You have to fight the war on fleas on two fronts: the host front, you and your pets, and the environmental front, where you live. You can treat carpets and furniture with a baking soda and salt mixture which dehydrates the fleas and eggs, allowing you to later vacuum them up and get rid of them. This is a fairly safe and pesticide way to treat tricky surfaces that are flea breeding grounds. It’s safe for pets, but best to keep them out of the area as the substances can be irritants. Most other flea treatments are very harmful to pets and people and should be approached with caution. Hardware and home improvement stores sell chemicals that kill fleas and eggs which you can spray on carpets and furniture, but they are dangerous for pets.
Once the environment is treated, you should tackle the process of de-fleaing your pets. This process isn’t too horrible if you’re treating a dog, but I have yet to meet a cat who enjoys a bath. It’s best to start with the bath to remove as many fleas as possible. Using baby shampoo or a gentle pet shampoo, make a ring of shampoo around your pet’s neck so the fleas do not all run up to your pet’s head. Gently bathe your pet as best as you can (without getting your eyes scratched out) and make sure all those fleas coming off wash down the drain. Once your pet is clean and dry, go over him or her with a flea comb to remove any stragglers. Treating your pet with a flea and tick medicine is also a good idea to kill the eggs and ward off any newcomers.
The apartment cleaning process should be repeated periodically to ensure no eggs are left behind and starting the process over. You can also make a spray from essential oils and water to spray on your furniture and even your dog to ward fleas off. You can use rosemary, citronella, tea tree, eucalyptus, and peppermint oils diluted properly as a repellent.

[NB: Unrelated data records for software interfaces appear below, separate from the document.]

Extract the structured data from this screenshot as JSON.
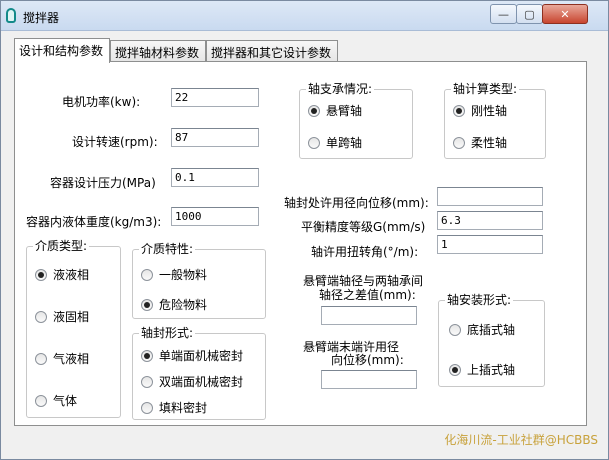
{
  "window": {
    "title": "搅拌器",
    "minimize": "—",
    "maximize": "▢",
    "close": "✕"
  },
  "tabs": [
    {
      "label": "设计和结构参数"
    },
    {
      "label": "搅拌轴材料参数"
    },
    {
      "label": "搅拌器和其它设计参数"
    }
  ],
  "fields": {
    "motor_power": {
      "label": "电机功率(kw):",
      "value": "22"
    },
    "design_speed": {
      "label": "设计转速(rpm):",
      "value": "87"
    },
    "design_pressure": {
      "label": "容器设计压力(MPa)",
      "value": "0.1"
    },
    "liquid_weight": {
      "label": "容器内液体重度(kg/m3):",
      "value": "1000"
    },
    "seal_radial_disp": {
      "label": "轴封处许用径向位移(mm):",
      "value": ""
    },
    "balance_grade": {
      "label": "平衡精度等级G(mm/s)",
      "value": "6.3"
    },
    "torsion_angle": {
      "label": "轴许用扭转角(°/m):",
      "value": "1"
    },
    "cantilever_diff": {
      "label_line1": "悬臂端轴径与两轴承间",
      "label_line2": "轴径之差值(mm):",
      "value": ""
    },
    "cantilever_disp": {
      "label_line1": "悬臂端末端许用径",
      "label_line2": "向位移(mm):",
      "value": ""
    }
  },
  "groups": {
    "shaft_support": {
      "title": "轴支承情况:",
      "options": [
        "悬臂轴",
        "单跨轴"
      ],
      "selected": 0
    },
    "shaft_calc": {
      "title": "轴计算类型:",
      "options": [
        "刚性轴",
        "柔性轴"
      ],
      "selected": 0
    },
    "medium_type": {
      "title": "介质类型:",
      "options": [
        "液液相",
        "液固相",
        "气液相",
        "气体"
      ],
      "selected": 0
    },
    "medium_property": {
      "title": "介质特性:",
      "options": [
        "一般物料",
        "危险物料"
      ],
      "selected": 1
    },
    "shaft_seal": {
      "title": "轴封形式:",
      "options": [
        "单端面机械密封",
        "双端面机械密封",
        "填料密封"
      ],
      "selected": 0
    },
    "mounting": {
      "title": "轴安装形式:",
      "options": [
        "底插式轴",
        "上插式轴"
      ],
      "selected": 1
    }
  },
  "watermark": "化海川流-工业社群@HCBBS"
}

However, do not use this spray on cats because they are too sensitive to use essential oils on.
There are a number of reasons you may want to sublet your apartment – if you’re going on an extended vacation or relocating before the end of your lease, you won’t want to pay rent unnecessarily or in two places at once. If you have found a responsible individual to rent your apartment or room within the apartment, it’s a good to know how to approach a subletting situation.
First, look over your current lease. It may include a clause disallowing subletting altogether. Read through the lease thoroughly to make sure you don’t miss anything. If this is not the case, contact your landlord or property manager to discuss the possibility of subletting your apartment.
The safest way to go about the subletting process is to create a binding legal document signed by all parties involved, including the landlord. You can customize a free one here, which can be tailored specifically to Florida laws. You may also want to go over a checklist with your landlord beforehand covering any damages caused by you and documenting the current condition of the apartment before the new sublease tenant moves in. That way you won’t be held accountable for the mess the new tenant might make. It’s also wise to remove all of your things while someone else inhabits the space or at least document the items and condition before you sublet, for insurance purposes.
Being able to sublet your apartment or even being on the other side and being able to rent a place temporarily can be a great situation for when you’re in between spots. I’ve done it before and it has bought me time to figure out my next living arrangements. Just make sure all your ducks are in a row and the process is documented and organized!